- [Work item]:
Scan the material below for the string "icon", and copy every line where it shows up.

- [Provided data]:
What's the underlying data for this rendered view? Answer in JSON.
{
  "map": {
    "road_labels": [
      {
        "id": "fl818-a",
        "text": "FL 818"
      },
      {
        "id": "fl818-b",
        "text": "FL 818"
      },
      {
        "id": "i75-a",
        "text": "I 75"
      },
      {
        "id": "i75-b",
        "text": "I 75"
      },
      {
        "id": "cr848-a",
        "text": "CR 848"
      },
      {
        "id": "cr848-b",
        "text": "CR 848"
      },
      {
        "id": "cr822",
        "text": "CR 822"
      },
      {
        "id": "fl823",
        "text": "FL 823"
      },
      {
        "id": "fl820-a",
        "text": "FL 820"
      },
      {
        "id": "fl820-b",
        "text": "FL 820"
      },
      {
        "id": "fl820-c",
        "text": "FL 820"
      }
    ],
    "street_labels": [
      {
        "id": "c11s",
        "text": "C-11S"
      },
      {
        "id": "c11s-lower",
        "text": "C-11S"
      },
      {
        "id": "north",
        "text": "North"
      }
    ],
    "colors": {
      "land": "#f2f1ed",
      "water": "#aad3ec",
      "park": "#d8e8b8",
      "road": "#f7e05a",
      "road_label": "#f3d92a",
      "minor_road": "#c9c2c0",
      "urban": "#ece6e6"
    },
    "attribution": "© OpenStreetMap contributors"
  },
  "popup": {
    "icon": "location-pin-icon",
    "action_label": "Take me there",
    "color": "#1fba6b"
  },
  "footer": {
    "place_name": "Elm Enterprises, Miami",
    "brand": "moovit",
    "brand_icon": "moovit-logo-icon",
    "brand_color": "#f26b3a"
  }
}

- [Answer area]:
    "icon": "location-pin-icon",
    "brand_icon": "moovit-logo-icon",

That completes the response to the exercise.